Detroit automakers are preparing to send bonuses to workers around the region. And this year even some temporary workers will get a share of growing profits.[display_podcast]
Terri Houldieson is technically a temp. At Ford, she’s what’s known as a long-term supplemental employee. But she’ll still get a piece of the company’s $6.6 billion profit from last year. Ford says workers like Houldieson will receive, on average, about $2,000 each, depending on how much they worked in 2010. That’s compared to an average payment of $5,000 for regular employees – the most from Ford in a decade.
Houldieson is 25. She works as a left side seatbelt installer at Ford’s Chicago Assembly Plant. Chatting on her break, she said it was great to be recognized.
“We’ve all put work in and it just shows they respect us too. Kind of like a pat on the back.”
Ford employs a couple thousand long term temps. Many of them work at the assembly plant in Chicago and another in the Twin Cities, which Ford plans to close.

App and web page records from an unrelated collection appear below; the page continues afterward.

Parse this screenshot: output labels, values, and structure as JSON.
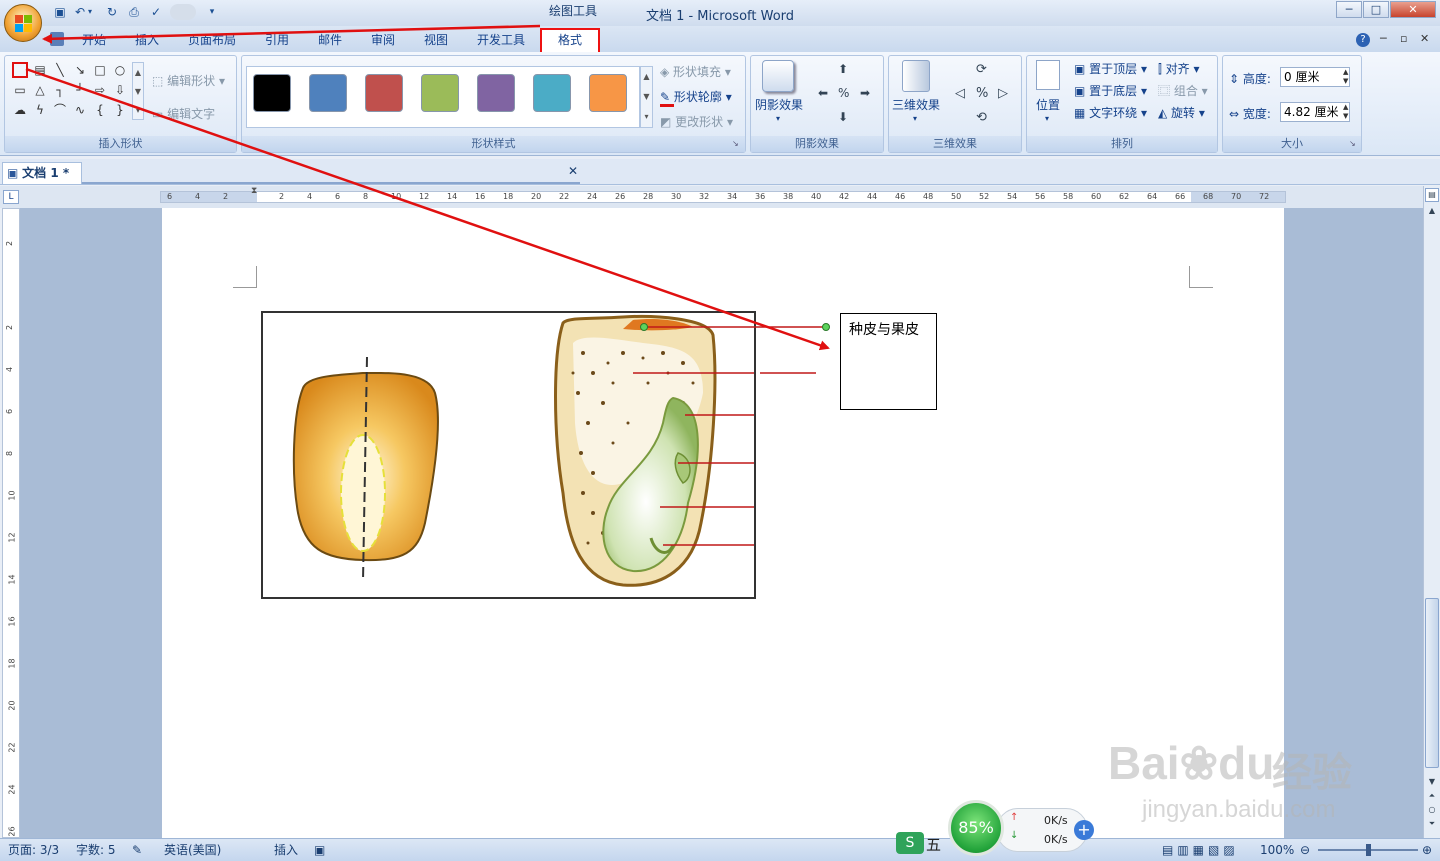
{
  "window": {
    "title": "文档 1 - Microsoft Word",
    "context_tab_group": "绘图工具",
    "min_label": "─",
    "max_label": "□",
    "close_label": "✕"
  },
  "tabs": [
    "开始",
    "插入",
    "页面布局",
    "引用",
    "邮件",
    "审阅",
    "视图",
    "开发工具",
    "格式"
  ],
  "ribbon": {
    "insert_shapes": {
      "label": "插入形状",
      "edit_shape": "编辑形状",
      "edit_text": "编辑文字"
    },
    "shape_styles": {
      "label": "形状样式",
      "swatches": [
        "#000000",
        "#4f81bd",
        "#c0504d",
        "#9bbb59",
        "#8064a2",
        "#4bacc6",
        "#f79646"
      ],
      "fill": "形状填充",
      "outline": "形状轮廓",
      "change": "更改形状"
    },
    "shadow": {
      "label": "阴影效果",
      "button": "阴影效果"
    },
    "threed": {
      "label": "三维效果",
      "button": "三维效果"
    },
    "arrange": {
      "label": "排列",
      "position": "位置",
      "bring_front": "置于顶层",
      "send_back": "置于底层",
      "wrap": "文字环绕",
      "align": "对齐",
      "group": "组合",
      "rotate": "旋转"
    },
    "size": {
      "label": "大小",
      "height_label": "高度:",
      "height_value": "0 厘米",
      "width_label": "宽度:",
      "width_value": "4.82 厘米"
    }
  },
  "document_tab": {
    "name": "文档 1 *"
  },
  "ruler_numbers": [
    "6",
    "4",
    "2",
    "",
    "2",
    "4",
    "6",
    "8",
    "10",
    "12",
    "14",
    "16",
    "18",
    "20",
    "22",
    "24",
    "26",
    "28",
    "30",
    "32",
    "34",
    "36",
    "38",
    "40",
    "42",
    "44",
    "46",
    "48",
    "50",
    "52",
    "54",
    "56",
    "58",
    "60",
    "62",
    "64",
    "66",
    "68",
    "70",
    "72"
  ],
  "vruler_numbers": [
    "2",
    "",
    "2",
    "4",
    "6",
    "8",
    "10",
    "12",
    "14",
    "16",
    "18",
    "20",
    "22",
    "24",
    "26"
  ],
  "textbox": {
    "text": "种皮与果皮"
  },
  "status": {
    "page": "页面: 3/3",
    "words": "字数: 5",
    "language": "英语(美国)",
    "mode": "插入",
    "zoom": "100%"
  },
  "speed_widget": {
    "percent": "85%",
    "up": "0K/s",
    "down": "0K/s",
    "ime": "五"
  },
  "watermark": {
    "brand": "Bai",
    "brand2": "du",
    "suffix": "经验",
    "url": "jingyan.baidu.com"
  },
  "colors": {
    "annotation_red": "#e01010",
    "ribbon_blue": "#15428b"
  }
}
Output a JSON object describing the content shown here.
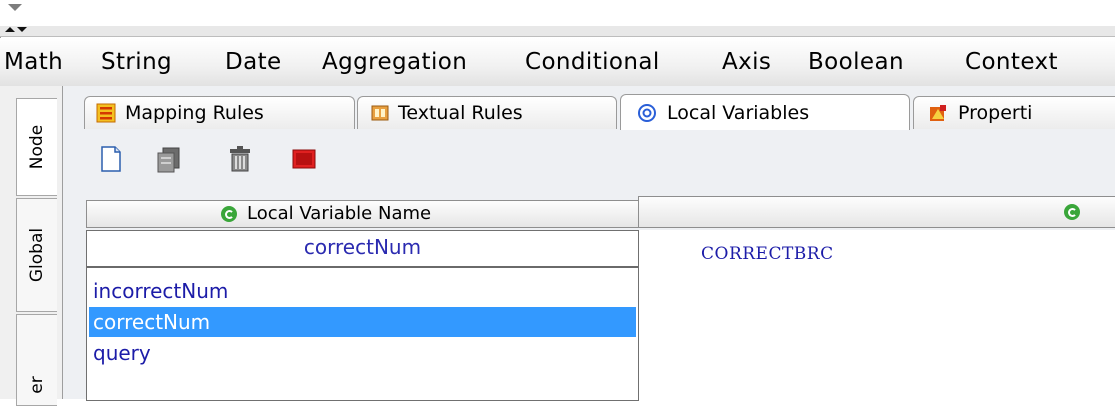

Terri Houldieson has only worked at the Chicago plant since October, so she doesn’t know how much she’ll get. But she hopes it’s enough to buy new clothes for her boys, and maybe some expensive shoes to protect her feet during those long hours on the floor.
GM has yet to release the terms of its expected profit sharing. Chrysler announced it would give its workers a “performance award” of about $750. The company isn’t calling this profit sharing because there aren’t actually any profits yet. A Chrysler spokesman said that while the company values the contributions of its supplemental staff, the bonus is restricted to regular employees.